Over on the iPhone, things are far more predictable, dare we say they just work. Of course, Apple changed things up quite a bit with the introduction of the new gesture-based interface on the iPhone X, where the user needs to swipe up from the bottom of the screen in order to go home – a gesture that has successfully replaced the venerable home button. And, while Sony's Android phones are known to be fairly optimized and well-performing, the Apple iPhone X definitely runs faster and smoother. It also gives you access to Apple's complete ecosystem of products and services – something that a non-Apple phone cannot do.
The XZ3 camera is great, but the iPhone X can do the cool stuff
Stuff is happening in the Sony camp, but not as far as the camera department is concerned. The XZ3 relies on the same 19 MP shooter that was found in the XZ2, and it's just that: a single camera with F2.0 aperture that can still done some fancy stuff like HDR video recording or 960 fps slow-motion clips. However, over in Apple land, the iPhone X has been entertaining users with a dual rear camera capable of doing, 2x optical zoom and snazzy portrait photo effects. Even more so, it lets users take fancy bokeh portraits of themselves using the front camera, plus all the Animoji nonsense. Speaking of the front camera, Sony has a new, 13 MP selfie shooter in the XZ3, but unfortunately we weren't allowed to download and examine photos off the XZ3. We'll have to wait for a final unit to see how much better it is.

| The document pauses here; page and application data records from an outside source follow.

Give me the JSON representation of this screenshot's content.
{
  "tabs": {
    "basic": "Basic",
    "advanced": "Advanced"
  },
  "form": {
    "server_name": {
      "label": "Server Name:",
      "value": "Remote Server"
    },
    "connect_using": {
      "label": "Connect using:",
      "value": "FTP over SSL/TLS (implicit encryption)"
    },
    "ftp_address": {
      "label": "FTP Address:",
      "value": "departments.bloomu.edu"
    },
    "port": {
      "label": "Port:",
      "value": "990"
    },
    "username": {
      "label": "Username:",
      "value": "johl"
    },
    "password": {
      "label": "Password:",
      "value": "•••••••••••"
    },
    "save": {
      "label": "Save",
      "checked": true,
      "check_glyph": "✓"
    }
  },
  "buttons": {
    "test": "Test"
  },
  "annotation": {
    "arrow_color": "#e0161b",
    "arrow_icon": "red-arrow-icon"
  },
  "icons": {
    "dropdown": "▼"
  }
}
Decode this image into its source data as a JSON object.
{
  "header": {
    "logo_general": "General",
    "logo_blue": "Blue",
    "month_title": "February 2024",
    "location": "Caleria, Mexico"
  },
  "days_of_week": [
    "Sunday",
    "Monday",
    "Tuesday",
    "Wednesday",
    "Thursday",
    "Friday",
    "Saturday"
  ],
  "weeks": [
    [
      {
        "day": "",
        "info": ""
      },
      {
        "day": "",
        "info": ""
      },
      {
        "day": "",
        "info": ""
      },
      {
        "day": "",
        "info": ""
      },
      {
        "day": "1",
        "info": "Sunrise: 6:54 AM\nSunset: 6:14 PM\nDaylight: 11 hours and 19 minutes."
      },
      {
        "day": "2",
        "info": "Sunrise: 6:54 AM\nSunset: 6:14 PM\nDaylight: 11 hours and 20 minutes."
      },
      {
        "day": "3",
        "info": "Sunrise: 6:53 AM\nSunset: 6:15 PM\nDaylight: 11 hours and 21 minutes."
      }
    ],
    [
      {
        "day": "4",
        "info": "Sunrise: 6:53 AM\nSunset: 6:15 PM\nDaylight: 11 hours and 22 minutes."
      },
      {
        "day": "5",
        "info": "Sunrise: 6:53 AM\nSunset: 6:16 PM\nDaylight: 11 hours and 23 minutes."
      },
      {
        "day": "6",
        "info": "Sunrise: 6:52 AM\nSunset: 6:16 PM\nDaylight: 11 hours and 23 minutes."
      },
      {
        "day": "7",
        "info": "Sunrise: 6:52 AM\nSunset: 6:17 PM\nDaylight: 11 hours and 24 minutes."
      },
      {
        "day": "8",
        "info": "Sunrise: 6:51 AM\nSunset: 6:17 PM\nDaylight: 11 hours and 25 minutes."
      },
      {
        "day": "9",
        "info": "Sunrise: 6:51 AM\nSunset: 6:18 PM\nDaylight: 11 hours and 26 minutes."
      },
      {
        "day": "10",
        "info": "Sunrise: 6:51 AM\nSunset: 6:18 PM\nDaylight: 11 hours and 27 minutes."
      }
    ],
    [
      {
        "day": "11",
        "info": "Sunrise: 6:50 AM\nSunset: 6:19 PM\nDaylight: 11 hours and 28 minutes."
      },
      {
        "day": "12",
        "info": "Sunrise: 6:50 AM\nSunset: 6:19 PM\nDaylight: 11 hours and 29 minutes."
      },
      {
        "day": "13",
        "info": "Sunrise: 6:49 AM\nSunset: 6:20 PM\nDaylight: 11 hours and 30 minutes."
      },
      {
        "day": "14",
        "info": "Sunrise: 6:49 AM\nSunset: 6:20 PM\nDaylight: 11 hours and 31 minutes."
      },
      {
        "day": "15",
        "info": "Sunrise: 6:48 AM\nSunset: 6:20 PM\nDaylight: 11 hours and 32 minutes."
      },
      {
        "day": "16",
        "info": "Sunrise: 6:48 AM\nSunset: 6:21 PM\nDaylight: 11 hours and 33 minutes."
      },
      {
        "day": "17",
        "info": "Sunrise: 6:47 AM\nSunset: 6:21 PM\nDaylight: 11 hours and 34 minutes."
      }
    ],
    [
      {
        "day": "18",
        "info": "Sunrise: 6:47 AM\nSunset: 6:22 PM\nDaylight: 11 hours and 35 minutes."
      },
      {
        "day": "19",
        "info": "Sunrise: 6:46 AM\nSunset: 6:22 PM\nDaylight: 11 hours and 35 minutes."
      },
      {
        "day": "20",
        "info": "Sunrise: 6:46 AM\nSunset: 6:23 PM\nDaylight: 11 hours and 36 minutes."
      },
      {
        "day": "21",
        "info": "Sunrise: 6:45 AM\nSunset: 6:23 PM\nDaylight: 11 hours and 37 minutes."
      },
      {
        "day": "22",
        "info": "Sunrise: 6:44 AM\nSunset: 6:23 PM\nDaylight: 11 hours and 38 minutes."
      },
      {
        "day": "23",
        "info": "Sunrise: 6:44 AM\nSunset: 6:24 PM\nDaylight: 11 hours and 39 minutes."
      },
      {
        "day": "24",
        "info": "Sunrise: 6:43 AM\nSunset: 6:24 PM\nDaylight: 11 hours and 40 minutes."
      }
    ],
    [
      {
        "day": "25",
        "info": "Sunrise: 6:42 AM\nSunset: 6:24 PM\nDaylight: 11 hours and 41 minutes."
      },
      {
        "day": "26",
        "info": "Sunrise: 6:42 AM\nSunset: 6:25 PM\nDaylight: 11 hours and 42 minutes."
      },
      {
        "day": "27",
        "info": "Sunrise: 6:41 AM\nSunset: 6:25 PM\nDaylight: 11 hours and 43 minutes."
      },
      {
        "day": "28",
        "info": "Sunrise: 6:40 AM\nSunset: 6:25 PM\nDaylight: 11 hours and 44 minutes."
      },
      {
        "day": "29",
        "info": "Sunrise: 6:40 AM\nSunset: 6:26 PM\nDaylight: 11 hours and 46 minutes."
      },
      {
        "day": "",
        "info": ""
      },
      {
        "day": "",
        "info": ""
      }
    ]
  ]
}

There's a new, simplified camera interface in the Xperia XZ3, which aims to give you only the essentials options, but should you need more control, all the familiar modes and advanced settings are also accessible, just hidden in a sub-menu. Over in the iPhone, things have been this way ever since the beginning, so nothing specific to talk about here. A notable new feature on the XZ3 is that it'll try to detect when you're taking and raising the phone with the intention to take a picture. Upon doing that, it'll launch the camera for you, so you don't have to launch it yourself. It sounds helpful, but if you have experience with this type of features, you may know that they often end up fairly unreliable, and may prove to be more distracting than helpful (especially when they get activated when they shouldn't).
You can check our Xperia XZ2 review to see the kind of images you can expect from the main XZ3 camera.
Just spend the extra $100
On the whole, the Xperia XZ3 is a very powerful Android 9 smartphone. If you happen to be OS-agnostic, though, it turns out it's definitely worth it to check out the Apple iPhone X, which is an all-round better smartphone.
Sure, but doesn't the iPhone X cost the mind-boggling $1000, you may ask. Yes, it does! But guess what – the Sony Xperia XZ3 will be sold at $900 unlocked in the US! All of a sudden, both phones are pretty much competitors on an almost level playing field. And when we put things this way, it gets really hard to recommend the XZ3 over the iPhone X. In fact, it should be your choice only and if you simply must have an Android phone.